Homeless woman who was viciously beaten attends attacker’s hearing

By on March 14, 2017


A Saskatchewan woman whose legs had to be amputated after she was viciously beaten and burned has attended the opening of a dangerous offender hearing for the man who pleaded guilty in the case. (Photo: Kyla Duhamel/Flickr)
A Saskatchewan woman whose legs had to be amputated after she was viciously beaten and burned has attended the opening of a dangerous offender hearing for the man who pleaded guilty in the case. (Photo: Kyla Duhamel/Flickr)

PRINCE ALBERT, Sask. — A Saskatchewan woman whose legs had to be amputated after she was viciously beaten and burned has attended the opening of a dangerous offender hearing for the man who pleaded guilty in the case.

Marlene Bird, who was homeless when she was attacked by Leslie Ivan Black in Prince Albert, arrived in her wheelchair as the hearing got underway on Monday afternoon.

She left partway through the proceedings.

Black appeared in person but did not speak and sat in the prisoner’s box wearing prison sweats.

If designated a dangerous offender, Black could be imprisoned for an indeterminate amount of time.

Black unsuccessfully attempted to withdraw his guilty plea last summer, arguing he would not have entered it had he known a dangerous offender designation was possible.

Provincial court Judge Stanley Loewen told the hearing that photographs of Bird’s injuries may be presented as evidence and warned the images are disturbing.

Bird was found clinging to life in a parking lot outside a community centre in downtown Prince Albert in June 2014. She was burned so badly that doctors had to amputate both her legs.
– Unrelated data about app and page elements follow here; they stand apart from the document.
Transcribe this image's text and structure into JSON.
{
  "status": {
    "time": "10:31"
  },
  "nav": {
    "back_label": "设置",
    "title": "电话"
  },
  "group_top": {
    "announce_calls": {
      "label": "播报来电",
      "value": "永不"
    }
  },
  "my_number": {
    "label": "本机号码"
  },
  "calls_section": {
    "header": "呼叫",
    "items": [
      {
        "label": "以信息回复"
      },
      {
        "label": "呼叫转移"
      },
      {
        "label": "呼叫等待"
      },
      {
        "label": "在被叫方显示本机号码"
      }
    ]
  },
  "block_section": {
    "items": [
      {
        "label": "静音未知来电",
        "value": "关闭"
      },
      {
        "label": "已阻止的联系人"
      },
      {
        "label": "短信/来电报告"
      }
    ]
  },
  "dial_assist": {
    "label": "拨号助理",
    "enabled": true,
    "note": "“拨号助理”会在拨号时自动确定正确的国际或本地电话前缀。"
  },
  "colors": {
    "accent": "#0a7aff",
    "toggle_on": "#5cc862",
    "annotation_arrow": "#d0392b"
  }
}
She has also had several surgeries for skin grafts.

Proceedings opened Monday with testimony from Trina Debler, programs manager at the Saskatchewan Penitentiary, who explained the details of the various offender programs offered by Correctional Service Canada.

She noted programming is still available to dangerous offenders.

Two weeks have been set aside for the hearing at Prince Albert provincial court, but Crown prosecutor Jeff Lubyk said he anticipates the Crown will close its case Thursday.

Other corrections experts and several doctors and psychologists are also expected to testify.